Apple understands this concept. I have lost count of how many times I have heard the word “cool” used by a Mac owner to describe their brand experience.

What words would your customers use to describe their experience?

What is Learning?


We all perceive and then process our experiences, along with the information gained from the experiences. The differences in thewe approach these two activities define our learning style. 

Perceiving: how  we take in information-through experiences, reading, listening, visualizing or other sensory modes

Processing: how we determine the meaning, store and retrieve information-reflecting, watching, jumping in and doing, sitting back and observing

 These differences define our learning style.  Type One learners are feelers and watchers. Type Two learners are watchers and thinkers. Type Three learners are thinkers and doers. Type Four learners are doers and feelers. Your learning style influences your communication, coaching, leading and training style.

Learning is so much more than classroom instruction. Reading an email,  meeting, coaching, communicating are all learning processes. Our preferences impact how we engage and disengage in every situation that involves taking in and processing information.

What Would Google Do… with learning design?


I just finished reading Jeff Jarvis’ book, What Would Google Do? Jarvis does a great job of moving the learner from passive reader into engaged learner by asking questions.  What Would Google Do? has us ponder what we might learn from history’s fastest growing business. Jarvis suggests that involving your audience in the creative process is a key element of the success of Google.

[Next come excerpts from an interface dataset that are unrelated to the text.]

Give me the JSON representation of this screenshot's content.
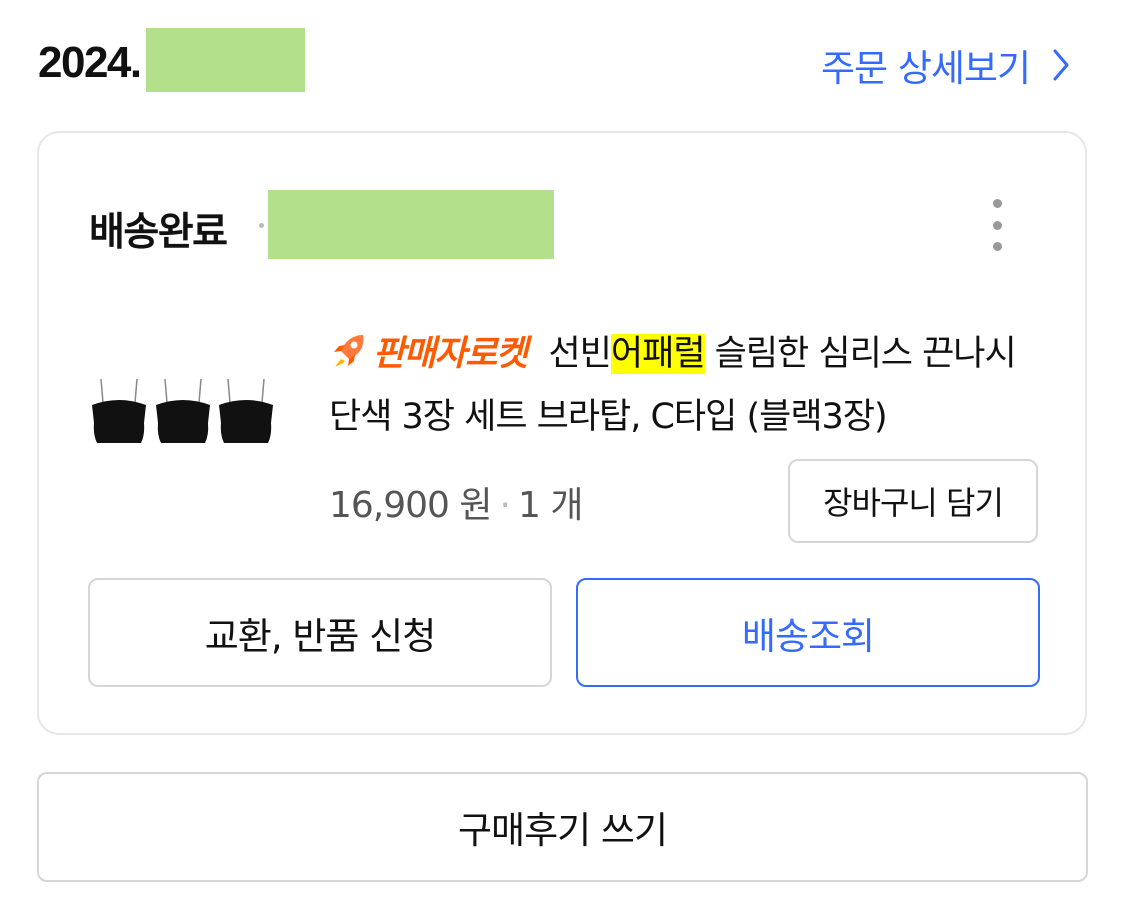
{
  "order": {
    "date_prefix": "2024.",
    "detail_link_label": "주문 상세보기"
  },
  "card": {
    "status": "배송완료",
    "product": {
      "badge": "판매자로켓",
      "title_before": "선빈",
      "title_highlight": "어패럴",
      "title_after": " 슬림한 심리스 끈나시 단색 3장 세트 브라탑, C타입 (블랙3장)",
      "price": "16,900 원",
      "quantity": "1 개"
    },
    "cart_button": "장바구니 담기",
    "exchange_button": "교환, 반품 신청",
    "track_button": "배송조회"
  },
  "review_button": "구매후기 쓰기",
  "icons": {
    "detail_chevron": "chevron-right-icon",
    "more": "more-vertical-icon",
    "badge": "rocket-icon"
  },
  "colors": {
    "accent_blue": "#346aff",
    "rocket_orange": "#ff5a00",
    "highlight": "#ffff00",
    "redaction": "#b3e08a"
  }
}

Communities exist within your company and within your customer base. They exist to facilitate their mutual interest(s). The question isn’t how to create (learning) communities, the question is how to help them do what they are doing better. What forum can you provide that makes connecting and learning more accessible. 1

Questions to ponder:

How can we enable stakeholders to talk, share what they know, support each other, create together?

How do we synthesize all the content “out there”? How do we make it easily findable?

How do we create the ability to “mash-up” content and customize it, as needed?

How do we involve our audience in helping us create content?




How are you involving the learner in the creative process? What tools are you providing for the learner community to connect, share and create with? Would love to hear from you.


1Jarvis, Jeff. What Would Google Do? New York, NY: Harper Collins, 2009.

Accountability and Commitment in Learning

” …people will be accountable and committed to what they have a hand in creating. This insight extends to the belief that whatever the worlds demands of us, the people most involved have the collective wisdom to meet the requirements of that demand.”

-Peter Block, Community: The Structure of Belonging

There is a false belief that the trainer must embody the wisdom needed to meet the demand of learning transfer. Not true. The collective wisdom is held within the group of “learners”.  To access that wisdom, the learners must become the “most involved” members of the learning process.

Here we go…

Co-author, Hold On, You Lost Me! Use Learning Styles to Create Training that Sticks

Co-author, Hold On, You Lost Me! Use Learning Styles to Create Training that Sticks


I frequently have the opportunity to connect with learning professionals in our 4MAT live and web workshops and the consulting work we do.  The conversation begins with the application of 4MAT, a model for understanding different learning styles.  Inevitably, the dialogue  centers around  questions on how best to apply brain-based design to real-world leadership and learning issues. As learning gurus, the questions that we collectively seem to be most interested in:

How do we engage learners in the content we are sharing?

What are the best practices in training design and delivery that we can learn from?

What’s the best examples of elearning that truly addresses the way the brain learns?

Where can I find examples of powerful activities that engage different learning styles?

Any new, interesting technologies out there that can make design simpler and delivery more engaging?

The intent of this blog is to ponder these questions and create a forum to share the answers we are discovering.  I hope you join the dialogue.